When it comes to customer service, we tend to remember exceptionally good or exceptionally poor experiences. If you’re just starting out in business, it’s worth doing all you can to get it “right” from the outset.
It will help to bring you repeat custom and referrals, but more importantly, it will please your customers and show them that you genuinely care.
The UK Customer Satisfaction Index published research in January this year showing that 34% of customers prefer excellent service, even if it costs more!
During the pandemic, I became aware that one of my elderly clients required support to help her upload some documentation to the website. I organised a home visit, and whilst I was there she mentioned that she hadn’t felt able to go out to buy groceries that week; I gave her a packet of mixed vegetables I’d just bought! It was a simple gesture that further cemented our working relationship, and although I gave her the vegetables out of kindness, it’s likely she’ll also have mentioned it to family and friends.
Here are seven tactics to help you deliver a top-notch level of customer service:
- Be human
Be personable, avoid jargon and speak in plain English. People want to be treated nicely and looked after. Nurture them. Send them a birthday card or leave a little note on their timeline. I like to sign my messages off with “BVH”, which stands for “big virtual hugs”, and it nearly always results in a little humorous interaction! When you become part of a customer’s everyday world, they won’t hesitate to recommend you (as long as your service excels!).
- Treat your customers like family members
Imagine every customer is a family member and treat them with the love and respect they deserve.
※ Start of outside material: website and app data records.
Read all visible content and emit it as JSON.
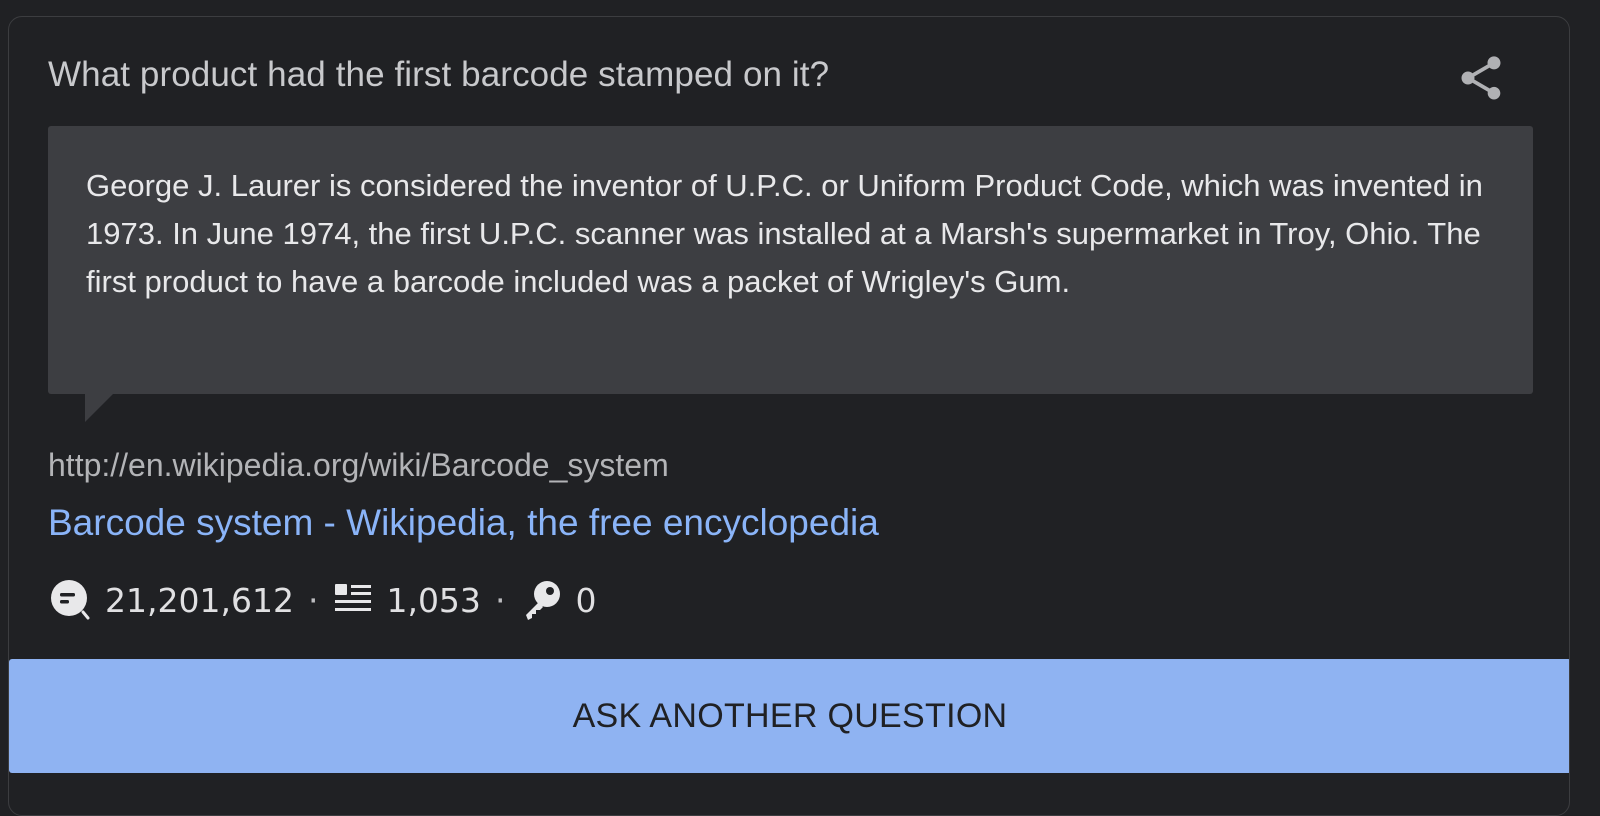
{
  "card": {
    "question": "What product had the first barcode stamped on it?",
    "share_icon": "share-icon",
    "answer": "George J. Laurer is considered the inventor of U.P.C. or Uniform Product Code, which was invented in 1973. In June 1974, the first U.P.C. scanner was installed at a Marsh's supermarket in Troy, Ohio. The first product to have a barcode included was a packet of Wrigley's Gum.",
    "source": {
      "url": "http://en.wikipedia.org/wiki/Barcode_system",
      "title": "Barcode system - Wikipedia, the free encyclopedia"
    },
    "stats": {
      "questions": {
        "icon": "question-bubble-icon",
        "value": "21,201,612"
      },
      "articles": {
        "icon": "article-list-icon",
        "value": "1,053"
      },
      "answers": {
        "icon": "key-icon",
        "value": "0"
      },
      "separator": "·"
    },
    "ask_button_label": "ASK ANOTHER QUESTION"
  },
  "colors": {
    "background": "#202124",
    "answer_box": "#3d3e42",
    "link": "#8ab4f8",
    "button": "#8fb3f2"
  }
}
I joke with my male customers that I’ll treat them like my brother, and then I follow it up with, “the one I actually like!” It always helps raise a smile.
Plus, you wouldn’t dream of selling a family member something they didn’t need or want. You wouldn’t be pushy with them. You’d give them real, solid advice or a recommendation based on their need and whether or not you could help them. You might even refer them to someone else if you couldn’t meet their need.
Small gestures like this build trust, and it’s more than likely the customer you couldn’t help “this time” will come back to you in the future because they know you won’t sell them a substandard product or service.
- Become a detective
In the early days, you might get so excited when in conversation with a prospective customer that you talk too much and tell them about every service or product that you can offer them. However, this will likely result in overwhelm and no sale (plus you’ll be exhausted!).
Instead, talk less and pay close attention to the words and phrases that they are using. Work out what it is that they really need and why they need it. When you do this correctly, people feel listened to, supported, and you’re more likely to offer the right solution first time, which saves them, and you, time and effort.
- Forget about making the sale
Focus on the customer experience and make it amazing for them. The business owner who is solely focused on the money will likely have to start from scratch every year because the customers they sold to didn’t feel looked after or cared for. Those clients are also unlikely to refer other people to you, or be a repeat customer. Forget about the sale and focus on your customer (because they deserve the best experience).
- Believe in the product
You can only be passionate about products or services that you genuinely love and believe in. Don’t try to make a quick profit; deliver value and enhance it with remarkable customer care.
- Put the time and effort into customer service
When you deliver exceptional service, it might take longer to secure the business initially, but that also gives you a firm foundation on which to build and nurture that relationship.
When I was employed as a financial adviser, three of us were tasked with creating a similar level of income. My way always took longer but I generated 45% of the business as opposed to 33%. I also received more referrals and enjoyed bigger cases. When you look after your clients, you likely increase the value of the customer (repeat business) to your business over time.
Whilst your first duty is towards your customer, if you invest an extra half an hour and it returns one and a half times the value, then it’s also worth it financially.
- Deliver on your business promise
Do what you say you will, and if there’s a hiccup along the way, always update the customer. It’s popular to “under promise and over deliver”, but whatever you decide to do, make sure you deliver!
What’s been your best experience as a customer? When did somebody go above and beyond and deliver you first-class service? What can you learn from these situations? How can you use those learnings in your own business?
I’d love to hear your thoughts. Drop me a line at firstname.lastname@example.org, and stay tuned for my blog coming up on April 11th if you want to find out what to do when a customer complains and is no longer a happy bunny!